If it is time to fundraise, you’ll need to start scheduling meetings to build momentum and create competition. If you’re in an accelerator program, it will usually provide a demo day, which is a great way to generate your initial meetings.
Ideally, you should aim to have 40 meetings scheduled during the first few days of fundraising. If you don’t have a demo day (or if yours didn’t go well), you can make up for this by requesting introductions to seed funds, micro VCs, and angel investors. Try to get about 60 introductions. Assuming a 2-in-3 success rate on your requests, you should be able to give yourself the needed boost.
5. Test the investor market.
If you’re looking for a large check, be sure to test the market’s interest. Schedule about 10 meetings with seed funds or larger VCs and measure how many come back within the next 24 hours asking for a follow-up meeting with more of their team members. If it’s fewer than 40%, you should focus more of your time on smaller check writers (e.g., angels and micro VCs), which will give you a better chance of building momentum.
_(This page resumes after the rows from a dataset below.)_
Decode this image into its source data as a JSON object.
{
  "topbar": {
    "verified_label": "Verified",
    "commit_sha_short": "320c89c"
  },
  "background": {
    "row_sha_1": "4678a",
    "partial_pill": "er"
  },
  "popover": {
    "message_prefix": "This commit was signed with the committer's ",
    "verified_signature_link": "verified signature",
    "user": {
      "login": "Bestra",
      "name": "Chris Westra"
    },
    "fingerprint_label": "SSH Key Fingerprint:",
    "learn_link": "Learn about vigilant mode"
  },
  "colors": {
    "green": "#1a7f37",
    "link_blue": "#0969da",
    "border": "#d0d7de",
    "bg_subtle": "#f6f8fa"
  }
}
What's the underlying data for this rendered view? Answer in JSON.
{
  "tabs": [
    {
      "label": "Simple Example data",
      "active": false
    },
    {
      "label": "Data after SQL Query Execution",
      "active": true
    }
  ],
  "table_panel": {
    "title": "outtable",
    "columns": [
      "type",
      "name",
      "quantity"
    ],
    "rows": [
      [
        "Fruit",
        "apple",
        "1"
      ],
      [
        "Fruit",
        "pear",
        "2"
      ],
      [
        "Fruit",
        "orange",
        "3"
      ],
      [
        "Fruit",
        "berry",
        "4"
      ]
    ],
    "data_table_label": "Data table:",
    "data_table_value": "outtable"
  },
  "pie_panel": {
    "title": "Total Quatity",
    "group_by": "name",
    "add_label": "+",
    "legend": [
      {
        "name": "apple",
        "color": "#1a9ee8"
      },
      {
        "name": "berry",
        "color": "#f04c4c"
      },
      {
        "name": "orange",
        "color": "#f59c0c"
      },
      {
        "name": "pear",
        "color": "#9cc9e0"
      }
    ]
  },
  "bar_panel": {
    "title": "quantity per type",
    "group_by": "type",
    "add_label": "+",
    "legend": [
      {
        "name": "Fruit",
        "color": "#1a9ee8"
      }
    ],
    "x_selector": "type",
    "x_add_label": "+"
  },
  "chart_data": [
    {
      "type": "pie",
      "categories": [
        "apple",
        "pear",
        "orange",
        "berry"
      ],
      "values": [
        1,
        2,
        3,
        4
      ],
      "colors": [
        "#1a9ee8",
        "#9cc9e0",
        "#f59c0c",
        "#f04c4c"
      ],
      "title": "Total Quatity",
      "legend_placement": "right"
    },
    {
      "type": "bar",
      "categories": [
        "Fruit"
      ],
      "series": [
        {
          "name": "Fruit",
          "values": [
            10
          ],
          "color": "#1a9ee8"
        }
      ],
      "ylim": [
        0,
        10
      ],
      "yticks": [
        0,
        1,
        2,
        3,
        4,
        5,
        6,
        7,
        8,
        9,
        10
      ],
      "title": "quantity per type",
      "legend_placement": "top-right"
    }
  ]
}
6. Close the round.
For all investors, you have to be willing to push them to a no. Always follow up, and if they don’t respond, it’s OK to give them a deadline (individually) to push them to a decision. Just remember: A maybe is worse than a no.
If an angel is interested, make sure you tell them you will hold a spot for their usual check size. This reservation can’t be given to another investor, thus building momentum through soft commitments. Even if the larger funds aren’t initially interested, don’t be discouraged. Focus on the investors who are excited, and that momentum will increase pressure on everyone else. For most founders, the largest checks come at the end of the fundraising process.
When you know you have a great idea, it’s tempting to jump into fundraising headfirst. However, you’ll be more successful in the long run if you choose to build first and be strategic. By segmenting out your fundraising rounds and intentionally using a tiered strategy, you’ll have the chance to build a stronger foundation that will ultimately make you much more attractive to investors.
Ash Rust, founder and managing partner of Sterling Road, is an entrepreneur turned pre-seed investor. Sterling Road is a venture fund focused on pre-seed B2B companies. Ash has mentored hundreds of startups through accelerator programs including Y Combinator, Techstars, Alchemist, and universities such as Stanford, UC Berkeley, and Oxford. Connect with Ash on Twitter @AshRust.